■ **The task**
Leaving out the pictures, restate each record below word for word.
*** Data excerpts Section Begins ***
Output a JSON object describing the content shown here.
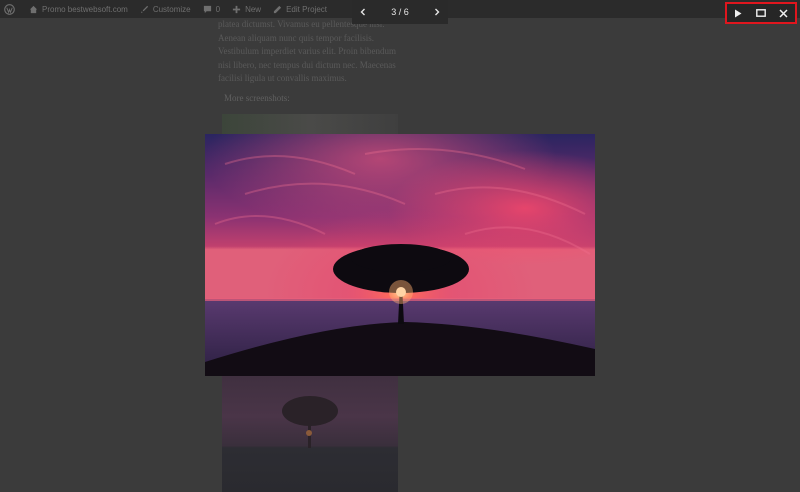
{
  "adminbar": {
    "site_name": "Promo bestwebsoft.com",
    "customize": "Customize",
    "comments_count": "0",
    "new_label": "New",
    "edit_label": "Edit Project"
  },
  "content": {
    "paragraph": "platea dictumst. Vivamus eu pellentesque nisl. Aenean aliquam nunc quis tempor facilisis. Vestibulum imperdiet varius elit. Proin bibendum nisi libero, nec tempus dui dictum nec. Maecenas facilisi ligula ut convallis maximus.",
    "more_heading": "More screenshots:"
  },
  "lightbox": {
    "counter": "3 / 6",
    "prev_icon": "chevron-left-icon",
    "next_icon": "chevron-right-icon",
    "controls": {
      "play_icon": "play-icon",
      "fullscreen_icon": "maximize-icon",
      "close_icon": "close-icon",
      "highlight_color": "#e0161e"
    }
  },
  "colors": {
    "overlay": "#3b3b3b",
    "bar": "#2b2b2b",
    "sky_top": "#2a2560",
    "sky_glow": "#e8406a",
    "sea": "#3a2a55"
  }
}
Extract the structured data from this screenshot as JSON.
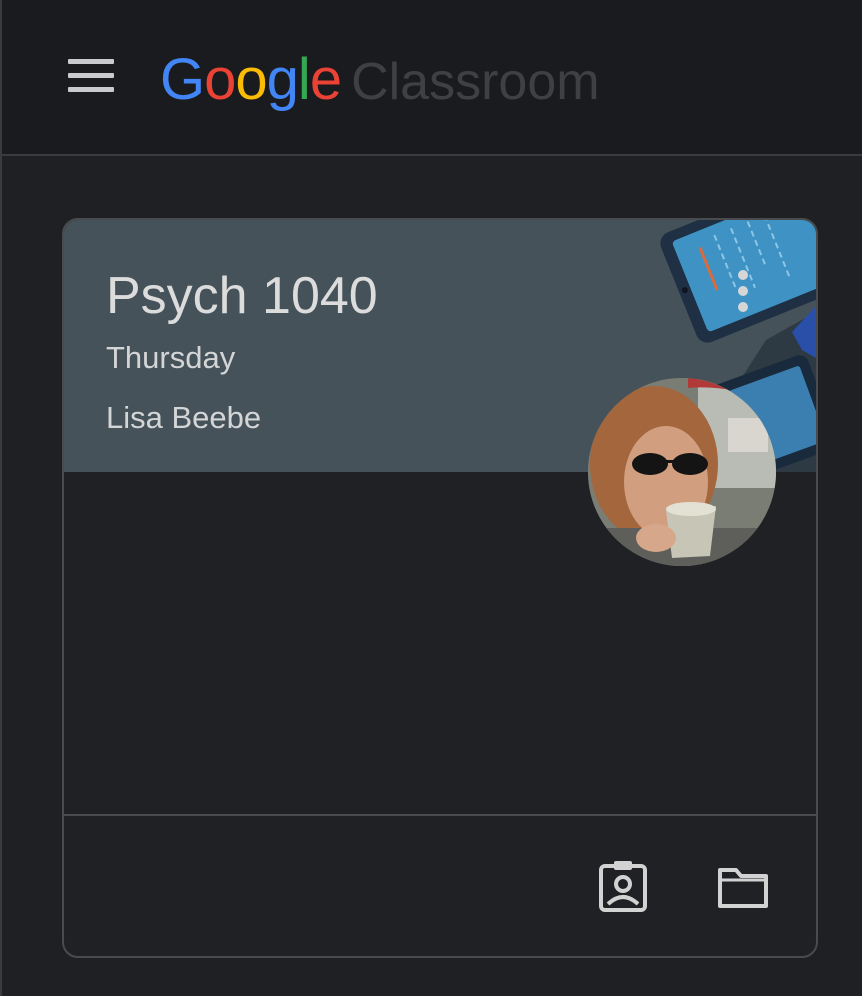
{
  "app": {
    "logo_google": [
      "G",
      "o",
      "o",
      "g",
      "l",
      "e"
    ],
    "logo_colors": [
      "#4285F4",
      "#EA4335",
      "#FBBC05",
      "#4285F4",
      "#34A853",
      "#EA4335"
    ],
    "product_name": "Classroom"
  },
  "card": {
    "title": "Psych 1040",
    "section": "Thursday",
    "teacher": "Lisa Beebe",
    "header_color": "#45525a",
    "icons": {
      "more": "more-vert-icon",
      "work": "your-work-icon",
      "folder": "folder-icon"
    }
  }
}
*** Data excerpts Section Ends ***
■ **Reply**
Output a JSON object describing the content shown here.
{
  "adminbar": {
    "site_name": "Promo bestwebsoft.com",
    "customize": "Customize",
    "comments_count": "0",
    "new_label": "New",
    "edit_label": "Edit Project"
  },
  "content": {
    "paragraph": "platea dictumst. Vivamus eu pellentesque nisl. Aenean aliquam nunc quis tempor facilisis. Vestibulum imperdiet varius elit. Proin bibendum nisi libero, nec tempus dui dictum nec. Maecenas facilisi ligula ut convallis maximus.",
    "more_heading": "More screenshots:"
  },
  "lightbox": {
    "counter": "3 / 6",
    "prev_icon": "chevron-left-icon",
    "next_icon": "chevron-right-icon",
    "controls": {
      "play_icon": "play-icon",
      "fullscreen_icon": "maximize-icon",
      "close_icon": "close-icon",
      "highlight_color": "#e0161e"
    }
  },
  "colors": {
    "overlay": "#3b3b3b",
    "bar": "#2b2b2b",
    "sky_top": "#2a2560",
    "sky_glow": "#e8406a",
    "sea": "#3a2a55"
  }
}
Extract the structured data from this screenshot as JSON.
{
  "app": {
    "logo_google": [
      "G",
      "o",
      "o",
      "g",
      "l",
      "e"
    ],
    "logo_colors": [
      "#4285F4",
      "#EA4335",
      "#FBBC05",
      "#4285F4",
      "#34A853",
      "#EA4335"
    ],
    "product_name": "Classroom"
  },
  "card": {
    "title": "Psych 1040",
    "section": "Thursday",
    "teacher": "Lisa Beebe",
    "header_color": "#45525a",
    "icons": {
      "more": "more-vert-icon",
      "work": "your-work-icon",
      "folder": "folder-icon"
    }
  }
}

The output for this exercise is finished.